I hold the controversial opinion that you should avoid feature branches at (nearly) all costs. The cost of merging is very high, and (perhaps more importantly) the opportunity cost of failing to “continuously integrate” into a shared code base is even higher.
In your scenario, are you sure you need a separate feature branch for each client’s feature(s)? Could you instead develop those features in the trunk but leave them disabled until they are ready?. Generally, I think it is better to develop “features” this way — check them in to trunk even if they aren’t production-ready, but leave them out of the application until they are ready. This practice also encourages you to keep your components well-factored and shielded behind well-designed interfaces. The “feature branch” approach gives you the excuse to make sweeping changes across the code base to implement the new feature.
I like this provoking thesis (‘giving up refactoring’), because it enriches discussion 🙂
I agree that you have to be very careful with bigger refactoring when having lots of parallel codelines, because conflicts can increase integration work a lot and even cause introducing regression-bugs during merging.
Because of this with refactoring vs. feature-branches problem, there are lots of tradeoffs. Therefore I decide on a case by case basis:
- On feature-branches I only do refactorings if they prepare my feature to be easier to implement. I always try to focus on the feature only. Branches should differ from trunk/mainline at least as possible.
- Taking it reverse I sometimes even have refactoring branches, where I do bigger refactorings (reverting multiple steps is very easy and I don’t distract my trunk colleagues). Of course I will tell my team, that I am doing this refactoring and try to plan to do it during a clean-up development cycle (call it sprint if you like).
- If your mentioned politics are a big thing, then I would encapsulate the refactoring efforts internally and add it to estimation. In my view customers in middle-terms will see faster progress when having better code-quality. Most likely the won’t understand refactoring (which makes sense, because this out of their scope…), so I hide this from them
- What I would never do is to refactor on a release-branch, whose target is stability. Only bug-fixes are allowed there.
As summary I would plan my refactorings depending on codeline:
- feature-branch: only smaller ones (if they “help” my feature)

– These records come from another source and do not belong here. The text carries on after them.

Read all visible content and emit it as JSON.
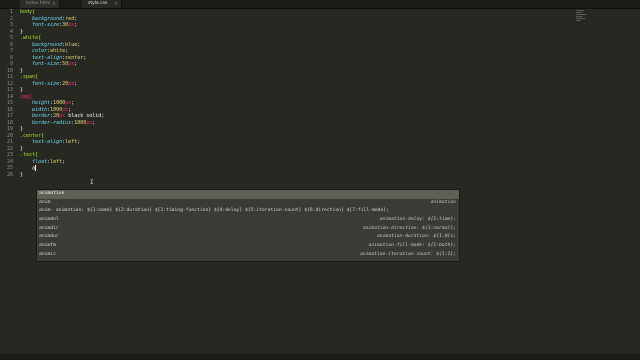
{
  "tabs": [
    {
      "label": "index.html",
      "active": false
    },
    {
      "label": "style.css",
      "active": true
    }
  ],
  "line_numbers": [
    "1",
    "2",
    "3",
    "4",
    "5",
    "6",
    "7",
    "8",
    "9",
    "10",
    "11",
    "12",
    "13",
    "14",
    "15",
    "16",
    "17",
    "18",
    "19",
    "20",
    "21",
    "22",
    "23",
    "24",
    "25",
    "26"
  ],
  "code": {
    "l1_sel": "body{",
    "l2_prop": "background",
    "l2_val": "red",
    "l3_prop": "font-size",
    "l3_num": "30",
    "l3_unit": "px",
    "l4": "}",
    "l5_sel": ".white{",
    "l6_prop": "background",
    "l6_val": "blue",
    "l7_prop": "color",
    "l7_val": "white",
    "l8_prop": "text-align",
    "l8_val": "center",
    "l9_prop": "font-size",
    "l9_num": "50",
    "l9_unit": "px",
    "l10": "}",
    "l11_sel": ".span{",
    "l12_prop": "font-size",
    "l12_num": "20",
    "l12_unit": "px",
    "l13": "}",
    "l14_sel": "img{",
    "l15_prop": "height",
    "l15_num": "1000",
    "l15_unit": "px",
    "l16_prop": "width",
    "l16_num": "1000",
    "l16_unit": "px",
    "l17_prop": "border",
    "l17_num": "20",
    "l17_unit": "px",
    "l17_rest": " black solid",
    "l18_prop": "border-radius",
    "l18_num": "1000",
    "l18_unit": "px",
    "l19": "}",
    "l20_sel": ".center{",
    "l21_prop": "text-align",
    "l21_val": "left",
    "l22": "}",
    "l23_sel": ".text{",
    "l24_prop": "float",
    "l24_val": "left",
    "l25_typed": "a",
    "l26": "}"
  },
  "autocomplete": {
    "items": [
      {
        "trigger": "animation",
        "hint": "",
        "selected": true
      },
      {
        "trigger": "anim",
        "hint": "animation",
        "selected": false
      },
      {
        "trigger": "anim- animation: ${1:name} ${2:duration} ${3:timing-function} ${4:delay} ${5:iteration-count} ${6:direction} ${7:fill-mode};",
        "hint": "",
        "selected": false
      },
      {
        "trigger": "animdel",
        "hint": "animation-delay: ${1:time};",
        "selected": false
      },
      {
        "trigger": "animdir",
        "hint": "animation-direction: ${1:normal};",
        "selected": false
      },
      {
        "trigger": "animdur",
        "hint": "animation-duration: ${1:0}s;",
        "selected": false
      },
      {
        "trigger": "animfm",
        "hint": "animation-fill-mode: ${1:both};",
        "selected": false
      },
      {
        "trigger": "animic",
        "hint": "animation-iteration-count: ${1:1};",
        "selected": false
      }
    ]
  },
  "colors": {
    "background": "#272822",
    "selector": "#a6e22e",
    "property": "#66d9ef",
    "value": "#e6db74",
    "unit": "#f92672"
  }
}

- refactoring-branch: for bigger ones, where the refactoring target isn’t completely clear (I often call them “scribble refactorings”)

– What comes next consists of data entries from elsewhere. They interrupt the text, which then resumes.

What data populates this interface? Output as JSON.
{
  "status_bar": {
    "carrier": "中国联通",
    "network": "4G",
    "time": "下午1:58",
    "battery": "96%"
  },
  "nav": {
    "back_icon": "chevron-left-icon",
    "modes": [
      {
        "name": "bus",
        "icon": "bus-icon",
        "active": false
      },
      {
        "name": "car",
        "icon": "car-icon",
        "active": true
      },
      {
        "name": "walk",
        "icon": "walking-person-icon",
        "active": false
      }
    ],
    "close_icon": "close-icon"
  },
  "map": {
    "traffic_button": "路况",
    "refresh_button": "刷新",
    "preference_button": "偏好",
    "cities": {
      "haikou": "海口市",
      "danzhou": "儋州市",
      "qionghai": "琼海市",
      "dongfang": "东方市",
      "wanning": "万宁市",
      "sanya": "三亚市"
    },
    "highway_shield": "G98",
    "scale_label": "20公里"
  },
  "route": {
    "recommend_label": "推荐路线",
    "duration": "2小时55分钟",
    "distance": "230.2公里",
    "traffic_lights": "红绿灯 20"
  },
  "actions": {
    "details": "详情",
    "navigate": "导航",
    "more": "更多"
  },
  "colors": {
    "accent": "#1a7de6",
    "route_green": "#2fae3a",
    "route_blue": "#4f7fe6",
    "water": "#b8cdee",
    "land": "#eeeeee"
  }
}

- trunk/mainline: OK, but I have to communicate with developers on feature-branches to not create an integration nightmare.
- release-branch: never ever
Refactoring and merging are the two combined topics Plastic SCM focuses on. In fact there are two important areas to focus: one is dealing (during merge) with files that have been moved or renamed on a branch. The good news here is that all the “new age” SCMs will let you do that correctly (Plastic, Git, Hg) while the old ones simply fail (SVN, Perforce and the even older ones).
The other part is dealing with refactored code inside the same file: you know, you move your code and other developer modifies it in parallel. It is a harder problem but we do focus on it too with the new merge/diff toolset. Find the xdiff info here and the xmerge (cross-merging) here. A good discussion about how to find moved code here (compared to “beyond compare”).
While the “directory merging” or structure merging issue is a core one (whether the system does it or not), the second one is more a tooling problem (how good your three-way merge and diff tools are). You can have Git and Hg for free to solve the first problem (and even Plastic SCM is now free too).
Part of the problem is that most merge tools are just too stupid to understand any refactoring. A simple rename of a method should be merged as a rename of the method, not as an edit to 101 lines of code. Therefore for example additional calls to the method in anther branch should be cope with automatically.
There are now some better merge tools (for example SemanticMerge) that are based on language parsing, designed to deal with code that has been moved and modified. JetBrains (the create of ReShaper) has just posted a blog on this.
There has been lots of research on this over the years, at last some products are coming to market.